What you should do: Look below. Copy each line that has "NGLS" in it.

Data records for software interfaces
----------------

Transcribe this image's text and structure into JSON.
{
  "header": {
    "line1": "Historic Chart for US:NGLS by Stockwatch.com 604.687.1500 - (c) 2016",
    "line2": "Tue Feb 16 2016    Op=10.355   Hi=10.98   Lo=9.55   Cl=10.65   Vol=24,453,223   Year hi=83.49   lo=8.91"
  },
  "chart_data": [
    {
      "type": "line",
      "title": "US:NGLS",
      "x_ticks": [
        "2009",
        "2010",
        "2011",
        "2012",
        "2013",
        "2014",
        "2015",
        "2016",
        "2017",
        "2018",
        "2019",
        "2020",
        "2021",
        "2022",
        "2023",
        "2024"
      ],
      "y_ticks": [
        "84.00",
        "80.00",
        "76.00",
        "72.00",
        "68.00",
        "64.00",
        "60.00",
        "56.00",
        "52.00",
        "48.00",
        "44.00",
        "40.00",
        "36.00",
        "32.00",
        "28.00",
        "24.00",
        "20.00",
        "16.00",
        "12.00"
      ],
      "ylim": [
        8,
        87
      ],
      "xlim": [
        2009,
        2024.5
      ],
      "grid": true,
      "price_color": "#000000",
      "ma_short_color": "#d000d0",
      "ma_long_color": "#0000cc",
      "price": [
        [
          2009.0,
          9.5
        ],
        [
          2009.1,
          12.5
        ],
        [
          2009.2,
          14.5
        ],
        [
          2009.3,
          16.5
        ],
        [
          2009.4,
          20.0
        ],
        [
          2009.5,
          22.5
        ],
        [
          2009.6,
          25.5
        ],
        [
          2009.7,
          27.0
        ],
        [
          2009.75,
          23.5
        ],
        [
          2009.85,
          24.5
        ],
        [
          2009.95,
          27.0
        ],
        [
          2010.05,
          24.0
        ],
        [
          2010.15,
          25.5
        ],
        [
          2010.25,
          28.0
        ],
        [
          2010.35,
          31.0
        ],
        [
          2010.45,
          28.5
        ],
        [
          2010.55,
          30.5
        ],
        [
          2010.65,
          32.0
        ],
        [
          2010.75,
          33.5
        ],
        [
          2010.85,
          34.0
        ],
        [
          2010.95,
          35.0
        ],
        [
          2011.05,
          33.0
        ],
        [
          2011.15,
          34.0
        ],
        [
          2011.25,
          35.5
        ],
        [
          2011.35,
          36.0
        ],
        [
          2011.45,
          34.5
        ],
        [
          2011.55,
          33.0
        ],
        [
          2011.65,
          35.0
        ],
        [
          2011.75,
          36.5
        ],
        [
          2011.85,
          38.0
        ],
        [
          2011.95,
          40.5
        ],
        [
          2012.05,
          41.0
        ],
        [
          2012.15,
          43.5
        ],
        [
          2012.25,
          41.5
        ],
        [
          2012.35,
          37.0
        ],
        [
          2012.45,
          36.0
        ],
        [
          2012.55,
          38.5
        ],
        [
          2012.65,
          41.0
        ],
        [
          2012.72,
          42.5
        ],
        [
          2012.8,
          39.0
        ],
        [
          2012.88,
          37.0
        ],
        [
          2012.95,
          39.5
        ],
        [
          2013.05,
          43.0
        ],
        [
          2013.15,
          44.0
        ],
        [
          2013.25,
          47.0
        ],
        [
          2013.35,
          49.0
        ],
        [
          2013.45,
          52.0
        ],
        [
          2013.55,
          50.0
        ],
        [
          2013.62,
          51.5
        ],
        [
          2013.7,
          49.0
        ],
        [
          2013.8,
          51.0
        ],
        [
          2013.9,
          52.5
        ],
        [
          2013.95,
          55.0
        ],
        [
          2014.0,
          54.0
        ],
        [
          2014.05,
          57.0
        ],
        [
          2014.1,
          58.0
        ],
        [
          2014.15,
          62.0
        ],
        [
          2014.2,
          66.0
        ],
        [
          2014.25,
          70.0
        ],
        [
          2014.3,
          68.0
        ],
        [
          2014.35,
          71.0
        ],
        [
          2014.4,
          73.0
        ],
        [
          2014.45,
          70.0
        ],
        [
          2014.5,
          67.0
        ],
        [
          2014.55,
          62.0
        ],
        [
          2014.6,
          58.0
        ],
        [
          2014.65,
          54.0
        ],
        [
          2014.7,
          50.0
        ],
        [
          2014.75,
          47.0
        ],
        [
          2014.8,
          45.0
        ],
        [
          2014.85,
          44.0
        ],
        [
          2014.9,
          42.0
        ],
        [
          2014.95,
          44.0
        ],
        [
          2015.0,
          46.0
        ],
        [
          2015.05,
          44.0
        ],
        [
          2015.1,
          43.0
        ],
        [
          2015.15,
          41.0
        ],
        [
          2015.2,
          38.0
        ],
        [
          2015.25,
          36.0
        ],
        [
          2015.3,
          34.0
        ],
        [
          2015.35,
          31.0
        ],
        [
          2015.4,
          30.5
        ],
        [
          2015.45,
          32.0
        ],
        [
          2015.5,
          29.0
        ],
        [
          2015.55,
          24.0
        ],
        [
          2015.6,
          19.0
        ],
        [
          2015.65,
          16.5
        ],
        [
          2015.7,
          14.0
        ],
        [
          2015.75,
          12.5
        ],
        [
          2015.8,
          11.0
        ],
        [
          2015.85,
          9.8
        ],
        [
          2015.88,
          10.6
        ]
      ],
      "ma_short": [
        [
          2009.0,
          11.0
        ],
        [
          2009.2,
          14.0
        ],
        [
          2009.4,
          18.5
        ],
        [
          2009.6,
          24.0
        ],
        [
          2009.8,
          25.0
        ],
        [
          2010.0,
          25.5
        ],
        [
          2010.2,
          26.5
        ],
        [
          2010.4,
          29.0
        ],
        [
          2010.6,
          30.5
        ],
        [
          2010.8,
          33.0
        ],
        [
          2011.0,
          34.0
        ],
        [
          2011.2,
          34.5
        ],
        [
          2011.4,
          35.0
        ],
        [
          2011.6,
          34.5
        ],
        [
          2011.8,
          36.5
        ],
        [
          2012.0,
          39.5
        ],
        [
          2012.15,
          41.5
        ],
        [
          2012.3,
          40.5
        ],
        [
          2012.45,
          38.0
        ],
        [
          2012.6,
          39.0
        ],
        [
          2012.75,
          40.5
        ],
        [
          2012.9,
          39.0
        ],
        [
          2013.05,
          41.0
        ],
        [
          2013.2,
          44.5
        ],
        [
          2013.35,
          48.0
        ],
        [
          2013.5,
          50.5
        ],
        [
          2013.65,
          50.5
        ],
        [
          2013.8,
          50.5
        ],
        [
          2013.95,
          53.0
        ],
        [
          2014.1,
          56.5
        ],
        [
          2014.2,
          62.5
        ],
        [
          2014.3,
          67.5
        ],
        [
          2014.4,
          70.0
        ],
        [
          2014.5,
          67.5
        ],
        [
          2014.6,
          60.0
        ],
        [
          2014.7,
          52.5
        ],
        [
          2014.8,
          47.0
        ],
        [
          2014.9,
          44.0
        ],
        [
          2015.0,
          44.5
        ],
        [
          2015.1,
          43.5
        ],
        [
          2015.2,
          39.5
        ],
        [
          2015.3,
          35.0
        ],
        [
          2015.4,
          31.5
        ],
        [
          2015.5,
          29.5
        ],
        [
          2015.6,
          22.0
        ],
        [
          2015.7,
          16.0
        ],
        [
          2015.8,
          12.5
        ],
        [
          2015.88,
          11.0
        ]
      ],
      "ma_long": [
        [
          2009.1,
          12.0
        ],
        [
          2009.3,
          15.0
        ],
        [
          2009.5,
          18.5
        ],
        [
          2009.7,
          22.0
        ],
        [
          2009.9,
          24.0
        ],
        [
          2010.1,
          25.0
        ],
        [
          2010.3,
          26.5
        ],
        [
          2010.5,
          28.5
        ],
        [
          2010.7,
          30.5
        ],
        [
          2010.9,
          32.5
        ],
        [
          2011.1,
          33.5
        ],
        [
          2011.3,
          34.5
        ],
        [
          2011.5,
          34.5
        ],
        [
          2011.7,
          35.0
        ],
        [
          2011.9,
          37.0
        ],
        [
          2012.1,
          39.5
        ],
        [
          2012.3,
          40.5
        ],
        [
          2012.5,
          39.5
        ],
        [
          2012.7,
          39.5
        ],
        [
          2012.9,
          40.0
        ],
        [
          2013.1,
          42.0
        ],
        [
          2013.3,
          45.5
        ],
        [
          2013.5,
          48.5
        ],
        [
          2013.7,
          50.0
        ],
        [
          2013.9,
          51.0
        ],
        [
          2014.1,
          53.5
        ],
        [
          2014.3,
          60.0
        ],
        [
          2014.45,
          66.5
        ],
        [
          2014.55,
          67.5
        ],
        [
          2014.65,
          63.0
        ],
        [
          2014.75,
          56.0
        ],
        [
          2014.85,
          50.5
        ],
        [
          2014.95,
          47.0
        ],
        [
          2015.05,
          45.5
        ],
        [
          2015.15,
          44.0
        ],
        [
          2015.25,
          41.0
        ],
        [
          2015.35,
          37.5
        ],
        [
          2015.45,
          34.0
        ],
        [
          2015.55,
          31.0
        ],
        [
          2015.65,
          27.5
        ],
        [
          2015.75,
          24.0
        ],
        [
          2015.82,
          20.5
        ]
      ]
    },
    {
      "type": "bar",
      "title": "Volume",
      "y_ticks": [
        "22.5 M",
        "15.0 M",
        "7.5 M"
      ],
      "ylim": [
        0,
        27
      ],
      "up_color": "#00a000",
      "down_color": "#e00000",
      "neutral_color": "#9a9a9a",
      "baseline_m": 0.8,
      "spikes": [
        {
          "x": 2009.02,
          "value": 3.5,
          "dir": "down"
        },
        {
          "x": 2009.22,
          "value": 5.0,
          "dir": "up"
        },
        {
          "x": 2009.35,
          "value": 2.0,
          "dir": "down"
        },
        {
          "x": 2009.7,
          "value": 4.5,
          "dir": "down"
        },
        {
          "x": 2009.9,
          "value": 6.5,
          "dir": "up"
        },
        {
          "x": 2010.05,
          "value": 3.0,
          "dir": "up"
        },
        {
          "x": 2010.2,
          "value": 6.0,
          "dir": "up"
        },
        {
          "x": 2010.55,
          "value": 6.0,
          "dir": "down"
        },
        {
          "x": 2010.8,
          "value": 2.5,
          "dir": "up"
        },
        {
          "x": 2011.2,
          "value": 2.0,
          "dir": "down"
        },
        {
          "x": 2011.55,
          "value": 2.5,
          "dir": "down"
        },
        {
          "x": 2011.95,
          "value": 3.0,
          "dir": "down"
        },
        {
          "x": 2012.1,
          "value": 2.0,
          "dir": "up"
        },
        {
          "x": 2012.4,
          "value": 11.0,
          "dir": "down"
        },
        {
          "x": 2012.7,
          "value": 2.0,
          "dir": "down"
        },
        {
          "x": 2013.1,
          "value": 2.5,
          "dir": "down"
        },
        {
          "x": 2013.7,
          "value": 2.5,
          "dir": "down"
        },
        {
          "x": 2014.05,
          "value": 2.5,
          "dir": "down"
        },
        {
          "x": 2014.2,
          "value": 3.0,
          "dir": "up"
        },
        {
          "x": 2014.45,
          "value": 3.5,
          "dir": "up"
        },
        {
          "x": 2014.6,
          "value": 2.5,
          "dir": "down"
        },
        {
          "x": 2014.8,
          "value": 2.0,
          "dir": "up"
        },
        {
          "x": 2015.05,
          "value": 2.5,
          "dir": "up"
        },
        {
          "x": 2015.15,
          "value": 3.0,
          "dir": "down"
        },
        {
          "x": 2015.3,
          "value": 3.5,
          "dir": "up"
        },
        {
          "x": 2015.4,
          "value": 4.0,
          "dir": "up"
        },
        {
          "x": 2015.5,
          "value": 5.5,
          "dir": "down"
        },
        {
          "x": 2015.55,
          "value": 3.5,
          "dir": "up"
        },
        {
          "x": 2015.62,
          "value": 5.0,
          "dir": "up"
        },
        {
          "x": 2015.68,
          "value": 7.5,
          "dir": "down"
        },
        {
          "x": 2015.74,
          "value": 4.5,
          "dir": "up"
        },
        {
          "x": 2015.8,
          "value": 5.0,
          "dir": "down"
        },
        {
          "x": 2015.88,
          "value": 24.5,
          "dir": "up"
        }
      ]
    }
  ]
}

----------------

Answer to this exercise:
    "line1": "Historic Chart for US:NGLS by Stockwatch.com 604.687.1500 - (c) 2016",
      "title": "US:NGLS",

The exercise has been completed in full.